--- START ---

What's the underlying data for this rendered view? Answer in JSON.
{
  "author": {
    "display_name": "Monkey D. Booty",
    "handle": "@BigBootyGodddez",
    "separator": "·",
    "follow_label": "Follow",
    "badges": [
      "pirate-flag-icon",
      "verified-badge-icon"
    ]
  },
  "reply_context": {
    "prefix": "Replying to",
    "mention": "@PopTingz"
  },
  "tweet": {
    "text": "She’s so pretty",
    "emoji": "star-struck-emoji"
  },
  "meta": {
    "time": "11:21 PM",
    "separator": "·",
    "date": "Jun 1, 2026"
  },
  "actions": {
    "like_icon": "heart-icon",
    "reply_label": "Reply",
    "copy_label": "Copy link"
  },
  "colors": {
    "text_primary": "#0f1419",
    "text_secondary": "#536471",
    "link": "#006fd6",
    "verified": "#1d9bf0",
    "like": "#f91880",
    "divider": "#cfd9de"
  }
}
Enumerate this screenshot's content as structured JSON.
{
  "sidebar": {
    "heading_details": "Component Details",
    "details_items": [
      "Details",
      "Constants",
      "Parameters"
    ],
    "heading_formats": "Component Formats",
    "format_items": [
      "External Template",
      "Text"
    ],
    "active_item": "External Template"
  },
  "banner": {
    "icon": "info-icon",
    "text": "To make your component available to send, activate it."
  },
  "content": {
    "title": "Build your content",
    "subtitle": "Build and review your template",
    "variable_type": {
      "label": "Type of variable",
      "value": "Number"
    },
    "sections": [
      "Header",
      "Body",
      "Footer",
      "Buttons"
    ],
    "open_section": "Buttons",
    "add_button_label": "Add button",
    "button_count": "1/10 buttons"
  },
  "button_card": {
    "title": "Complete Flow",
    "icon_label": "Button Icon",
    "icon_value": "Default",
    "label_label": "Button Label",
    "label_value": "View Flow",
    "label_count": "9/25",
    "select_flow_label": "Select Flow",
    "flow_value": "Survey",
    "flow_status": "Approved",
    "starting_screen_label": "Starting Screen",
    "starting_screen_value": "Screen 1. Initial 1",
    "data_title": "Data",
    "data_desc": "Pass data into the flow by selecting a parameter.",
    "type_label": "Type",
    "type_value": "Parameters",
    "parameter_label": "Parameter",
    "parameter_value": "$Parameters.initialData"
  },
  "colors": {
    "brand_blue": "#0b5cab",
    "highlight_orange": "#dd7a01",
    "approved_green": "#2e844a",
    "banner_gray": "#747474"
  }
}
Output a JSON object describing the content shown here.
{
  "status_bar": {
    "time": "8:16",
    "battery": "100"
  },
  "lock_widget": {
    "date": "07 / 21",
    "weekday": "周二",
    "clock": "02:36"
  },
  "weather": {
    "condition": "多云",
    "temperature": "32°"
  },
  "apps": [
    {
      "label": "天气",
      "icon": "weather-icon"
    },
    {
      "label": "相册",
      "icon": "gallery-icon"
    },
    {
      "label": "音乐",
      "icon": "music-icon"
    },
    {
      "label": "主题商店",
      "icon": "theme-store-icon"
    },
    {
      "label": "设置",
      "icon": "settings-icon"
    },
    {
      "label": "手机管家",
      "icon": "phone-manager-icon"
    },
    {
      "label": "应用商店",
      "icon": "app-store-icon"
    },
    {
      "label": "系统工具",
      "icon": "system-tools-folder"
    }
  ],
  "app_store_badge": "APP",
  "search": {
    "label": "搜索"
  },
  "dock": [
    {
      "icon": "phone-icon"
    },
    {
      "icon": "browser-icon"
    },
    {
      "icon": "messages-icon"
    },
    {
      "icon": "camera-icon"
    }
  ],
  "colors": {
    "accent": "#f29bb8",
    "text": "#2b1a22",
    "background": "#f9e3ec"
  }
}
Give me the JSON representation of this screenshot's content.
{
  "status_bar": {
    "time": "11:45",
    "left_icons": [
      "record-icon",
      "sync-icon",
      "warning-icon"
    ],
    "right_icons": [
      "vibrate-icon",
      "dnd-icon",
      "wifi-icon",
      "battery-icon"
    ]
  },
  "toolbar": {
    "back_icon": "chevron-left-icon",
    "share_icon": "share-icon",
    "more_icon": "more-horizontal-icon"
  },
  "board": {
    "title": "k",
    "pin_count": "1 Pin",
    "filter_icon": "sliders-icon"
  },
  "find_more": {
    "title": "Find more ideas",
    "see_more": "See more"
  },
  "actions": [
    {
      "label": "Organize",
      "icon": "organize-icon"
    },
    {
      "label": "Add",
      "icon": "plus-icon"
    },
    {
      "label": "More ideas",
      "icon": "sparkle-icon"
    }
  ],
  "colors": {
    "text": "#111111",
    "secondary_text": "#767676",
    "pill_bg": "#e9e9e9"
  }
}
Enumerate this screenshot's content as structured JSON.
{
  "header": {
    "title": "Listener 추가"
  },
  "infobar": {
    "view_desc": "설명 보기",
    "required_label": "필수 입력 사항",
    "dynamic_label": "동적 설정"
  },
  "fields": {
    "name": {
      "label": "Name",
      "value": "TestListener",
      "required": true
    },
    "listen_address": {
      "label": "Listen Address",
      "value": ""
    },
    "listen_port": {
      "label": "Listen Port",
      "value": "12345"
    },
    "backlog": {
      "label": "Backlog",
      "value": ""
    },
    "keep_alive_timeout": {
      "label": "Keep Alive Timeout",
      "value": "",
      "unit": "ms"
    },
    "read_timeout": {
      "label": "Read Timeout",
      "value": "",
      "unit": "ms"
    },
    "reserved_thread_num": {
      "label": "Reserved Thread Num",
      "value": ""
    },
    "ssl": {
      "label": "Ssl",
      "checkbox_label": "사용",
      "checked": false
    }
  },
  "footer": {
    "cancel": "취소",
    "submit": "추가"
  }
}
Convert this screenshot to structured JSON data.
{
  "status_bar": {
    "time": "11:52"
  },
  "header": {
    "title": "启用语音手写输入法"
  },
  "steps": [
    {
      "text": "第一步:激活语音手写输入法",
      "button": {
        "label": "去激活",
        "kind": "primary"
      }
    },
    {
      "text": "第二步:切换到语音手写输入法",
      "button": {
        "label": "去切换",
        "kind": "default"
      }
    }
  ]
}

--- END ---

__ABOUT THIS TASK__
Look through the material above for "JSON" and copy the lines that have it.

__ANSWER BOX__
What's the underlying data for this rendered view? Answer in JSON.
Enumerate this screenshot's content as structured JSON.
Output a JSON object describing the content shown here.
Give me the JSON representation of this screenshot's content.
Enumerate this screenshot's content as structured JSON.
Convert this screenshot to structured JSON data.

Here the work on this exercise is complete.